COLUMBUS, Ohio (WCMH) – Hundreds of lives were lost to violence in Columbus in 2021, leaving hundreds of families still dealing with heartbreak.

Columbus Public Health is making sure the victims and their families are not forgotten.

Whether walking or driving by the Columbus Public Health building, flags on the fence along Parsons Avenue are hard to miss, and that’s the point. Columbus Public Health hopes they make the public think about the toll violence is taking on the city.

Black and red flags attached to flagpoles waving in the wind outside the building, each representing a life lost to violence in Columbus in 2021.

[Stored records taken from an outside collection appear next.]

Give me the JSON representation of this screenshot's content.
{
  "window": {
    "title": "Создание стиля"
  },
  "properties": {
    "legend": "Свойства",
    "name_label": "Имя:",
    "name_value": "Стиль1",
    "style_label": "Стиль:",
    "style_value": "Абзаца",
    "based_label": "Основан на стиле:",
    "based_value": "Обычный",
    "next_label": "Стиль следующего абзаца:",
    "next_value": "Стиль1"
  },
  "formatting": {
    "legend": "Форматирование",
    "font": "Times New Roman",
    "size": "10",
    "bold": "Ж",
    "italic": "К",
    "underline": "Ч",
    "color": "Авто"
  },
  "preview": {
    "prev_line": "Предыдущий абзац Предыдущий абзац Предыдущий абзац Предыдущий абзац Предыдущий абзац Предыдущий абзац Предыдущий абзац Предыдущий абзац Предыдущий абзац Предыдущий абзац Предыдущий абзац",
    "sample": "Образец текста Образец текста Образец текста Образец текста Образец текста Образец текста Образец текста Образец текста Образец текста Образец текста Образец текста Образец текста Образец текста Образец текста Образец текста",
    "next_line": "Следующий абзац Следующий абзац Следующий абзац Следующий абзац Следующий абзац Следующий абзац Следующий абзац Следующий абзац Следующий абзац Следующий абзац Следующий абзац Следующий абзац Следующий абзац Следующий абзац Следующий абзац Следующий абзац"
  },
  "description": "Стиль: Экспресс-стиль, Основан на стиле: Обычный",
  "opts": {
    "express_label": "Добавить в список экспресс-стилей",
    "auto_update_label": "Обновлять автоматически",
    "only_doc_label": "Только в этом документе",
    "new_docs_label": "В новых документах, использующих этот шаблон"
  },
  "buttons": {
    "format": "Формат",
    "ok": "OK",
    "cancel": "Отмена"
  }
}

One of those flags is for Victoria Landrum and Mark Payne’s 27-year-old son Marcus, who they said was always trying to make those around him better. Marcus was shot and killed last summer.

“He was a human being that didn’t deserve to be murdered,” Landrum said. “He deserves to be walking around in the community.”

Another flag is for 19-year-old Cameron Kates. His mother Mechell Blair said he was a helper. Kates was shot and killed last spring.

“I would take my son back in a heartbeat for those flags to not be here,” she said. “Just as all the other mothers feel the same way.”

Two of 204 homicides last year. The Columbus Care Coalition putting up one flag for each life lost as part of National Crime Victims Rights Week. The coalition supports families of homicide victims.

Neighborhood Social Services Section Chief Marian Stuckey said the memorial isn’t just to remember the lives lost, but also all the family members and other lives affected.

“To really make a statement that this is happening and it’s a type of loss that really requires, it requires healing and support, and we really have to provide that for our community,” she said.

The loved ones said they appreciate their children’s lives aren’t forgotten but wish the flags didn’t have to be place there in the first place.

“One is too many and that’s a lot of flags,” Blair said. “It has to stop. Enough is enough.”

Columbus Public Health has recognized National Crime Victims Rights Week before, but this is the first time they’ve put the flags out.